Let’s start with a simple proposition: Each party involved in a family law case should make sure that the clerk of the court has updated contact information for that party. It seems easy, but taking this small step could prevent big headaches in the future.
I have heard of cases where a party has moved in the middle of the case, did not inform anyone, then complained afterwards that he had not received notice of an important hearing. I also have seen cases where a petitioner (the party initiating the case) provides the clerk with the wrong address for the respondent (the party responding to the petition), and the clerk sends information to the incorrect address for the entire duration of the case.

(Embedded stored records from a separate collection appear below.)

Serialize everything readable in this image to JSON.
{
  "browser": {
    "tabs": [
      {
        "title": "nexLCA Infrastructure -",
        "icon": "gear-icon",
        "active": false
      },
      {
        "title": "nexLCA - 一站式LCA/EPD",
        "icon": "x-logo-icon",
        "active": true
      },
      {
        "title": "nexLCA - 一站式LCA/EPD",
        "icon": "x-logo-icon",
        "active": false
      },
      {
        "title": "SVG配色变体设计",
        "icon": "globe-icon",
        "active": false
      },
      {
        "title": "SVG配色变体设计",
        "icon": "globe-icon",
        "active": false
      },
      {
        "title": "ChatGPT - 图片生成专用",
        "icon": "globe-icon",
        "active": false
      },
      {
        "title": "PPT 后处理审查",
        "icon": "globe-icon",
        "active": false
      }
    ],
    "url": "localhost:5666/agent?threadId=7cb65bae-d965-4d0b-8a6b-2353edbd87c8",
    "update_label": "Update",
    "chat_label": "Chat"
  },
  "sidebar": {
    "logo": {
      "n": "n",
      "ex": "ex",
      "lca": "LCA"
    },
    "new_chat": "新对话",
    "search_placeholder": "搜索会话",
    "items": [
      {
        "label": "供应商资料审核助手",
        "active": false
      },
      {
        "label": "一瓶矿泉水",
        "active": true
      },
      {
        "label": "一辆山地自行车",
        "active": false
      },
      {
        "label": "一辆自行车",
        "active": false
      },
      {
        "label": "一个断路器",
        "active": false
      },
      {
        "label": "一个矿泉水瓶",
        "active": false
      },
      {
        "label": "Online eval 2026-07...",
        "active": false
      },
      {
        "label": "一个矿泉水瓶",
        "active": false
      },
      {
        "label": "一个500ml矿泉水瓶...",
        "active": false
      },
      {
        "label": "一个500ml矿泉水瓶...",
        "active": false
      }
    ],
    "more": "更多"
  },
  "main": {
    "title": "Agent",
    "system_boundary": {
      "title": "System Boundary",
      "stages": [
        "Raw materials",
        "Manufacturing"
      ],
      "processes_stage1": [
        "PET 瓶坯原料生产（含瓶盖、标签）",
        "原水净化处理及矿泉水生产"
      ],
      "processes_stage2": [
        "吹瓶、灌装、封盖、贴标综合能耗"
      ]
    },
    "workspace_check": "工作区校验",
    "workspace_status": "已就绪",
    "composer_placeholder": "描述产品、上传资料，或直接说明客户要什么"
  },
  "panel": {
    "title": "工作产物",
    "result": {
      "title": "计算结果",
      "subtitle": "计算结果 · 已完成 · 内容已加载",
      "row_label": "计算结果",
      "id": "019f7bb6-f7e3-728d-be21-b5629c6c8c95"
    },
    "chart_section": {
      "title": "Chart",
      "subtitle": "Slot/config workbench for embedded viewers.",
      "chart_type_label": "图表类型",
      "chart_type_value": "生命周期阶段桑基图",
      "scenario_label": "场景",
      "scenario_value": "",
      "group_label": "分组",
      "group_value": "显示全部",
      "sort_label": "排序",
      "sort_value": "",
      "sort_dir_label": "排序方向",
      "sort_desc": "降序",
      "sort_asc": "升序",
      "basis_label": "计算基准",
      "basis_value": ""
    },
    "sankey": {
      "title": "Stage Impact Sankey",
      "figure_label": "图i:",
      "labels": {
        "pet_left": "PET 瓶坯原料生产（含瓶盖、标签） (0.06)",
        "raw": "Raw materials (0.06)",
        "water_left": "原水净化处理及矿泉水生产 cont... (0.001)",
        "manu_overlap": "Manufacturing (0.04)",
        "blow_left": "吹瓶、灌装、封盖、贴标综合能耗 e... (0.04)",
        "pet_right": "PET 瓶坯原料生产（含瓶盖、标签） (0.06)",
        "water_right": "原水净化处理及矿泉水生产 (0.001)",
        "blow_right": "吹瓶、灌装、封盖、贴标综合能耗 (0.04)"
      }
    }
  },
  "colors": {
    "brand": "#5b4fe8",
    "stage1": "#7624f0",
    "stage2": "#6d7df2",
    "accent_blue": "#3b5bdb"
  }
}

I have even encountered this scenario: Parties get divorced. In the final judgment, Husband is required to pay Wife alimony. After the divorce, Wife moves to a different apartment in the same apartment complex. Husband sends alimony payments to Wife’s old address, but they get delivered to the new addressed because Postal Worker knows and likes Wife (and especially the gift certificates to Best Buy that Wife gives to Postal Worker each Christmas).
Several years later, Husband files a supplemental petition to modify his alimony obligation. Husband uses the old address on the summons, but Process Server, after running into Postal Worker, serves Wife at her new address. Shortly thereafter, Postal Worker moves, and Wife does not receive any further documents (or alimony payments) from the clerk or the Husband. Because Wife did not keep her address current with the clerk, Wife is simply SOL.

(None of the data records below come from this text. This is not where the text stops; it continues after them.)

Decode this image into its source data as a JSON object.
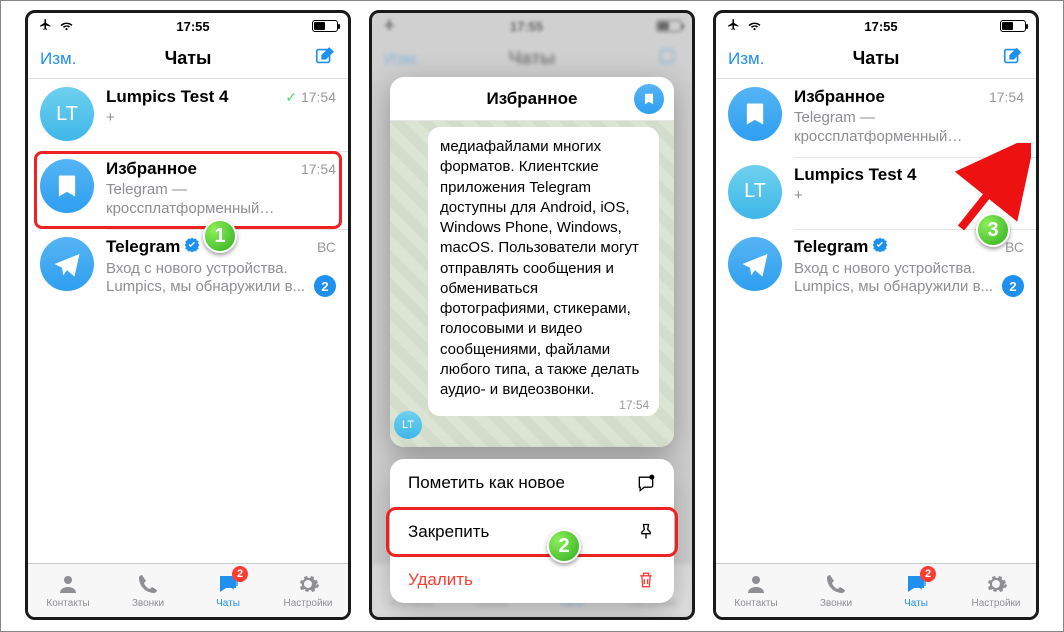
{
  "status": {
    "time": "17:55"
  },
  "header": {
    "edit": "Изм.",
    "title": "Чаты"
  },
  "tabs": {
    "contacts": "Контакты",
    "calls": "Звонки",
    "chats": "Чаты",
    "settings": "Настройки",
    "chats_badge": "2"
  },
  "frame1": {
    "chats": [
      {
        "avatar": "LT",
        "name": "Lumpics Test 4",
        "time": "17:54",
        "checked": true,
        "sub": "+"
      },
      {
        "name": "Избранное",
        "time": "17:54",
        "sub": "Telegram — кроссплатформенный мессенджер, позволяющи..."
      },
      {
        "name": "Telegram",
        "day": "ВС",
        "sub": "Вход с нового устройства. Lumpics, мы обнаружили в...",
        "unread": "2"
      }
    ]
  },
  "frame2": {
    "preview_title": "Избранное",
    "bubble_text": "медиафайлами многих форматов. Клиентские приложения Telegram доступны для Android, iOS, Windows Phone, Windows, macOS. Пользователи могут отправлять сообщения и обмениваться фотографиями, стикерами, голосовыми и видео сообщениями, файлами любого типа, а также делать аудио- и видеозвонки.",
    "bubble_time": "17:54",
    "preview_av": "LT",
    "actions": {
      "mark_new": "Пометить как новое",
      "pin": "Закрепить",
      "delete": "Удалить"
    }
  },
  "frame3": {
    "chats": [
      {
        "name": "Избранное",
        "time": "17:54",
        "sub": "Telegram — кроссплатформенный мессенджер, позво",
        "pinned": true
      },
      {
        "avatar": "LT",
        "name": "Lumpics Test 4",
        "time": "17:54",
        "checked": true,
        "sub": "+"
      },
      {
        "name": "Telegram",
        "day": "ВС",
        "sub": "Вход с нового устройства. Lumpics, мы обнаружили в...",
        "unread": "2"
      }
    ]
  },
  "steps": {
    "s1": "1",
    "s2": "2",
    "s3": "3"
  }
}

Keep in mind that not only is it a good idea to keep your contact information current with the clerk even after the case is over, but often times you are mandated to keep your information current by the terms of your parenting plan or settlement agreement.
You can find a general notice of current address here. Often times, counties or circuits will have a specific form that they like to use. You can find the Hillsborough County / 13th Judicial Circuit’s Request to Change Contact Information here. In Pasco County, you can use the Change of Address form, available here (you should note that “Plaintiff” is the equivalent of “Petitioner,” and “Defendant” is the equivalent of “Respondent”).
If you are looking to retain a Florida family law attorney in connection with a modification of final judgment or other family law matter, you may schedule a consultation by calling The Law Firm of Adam B. Cordover, P.A., at (813) 443-0615 or filling out our contact form.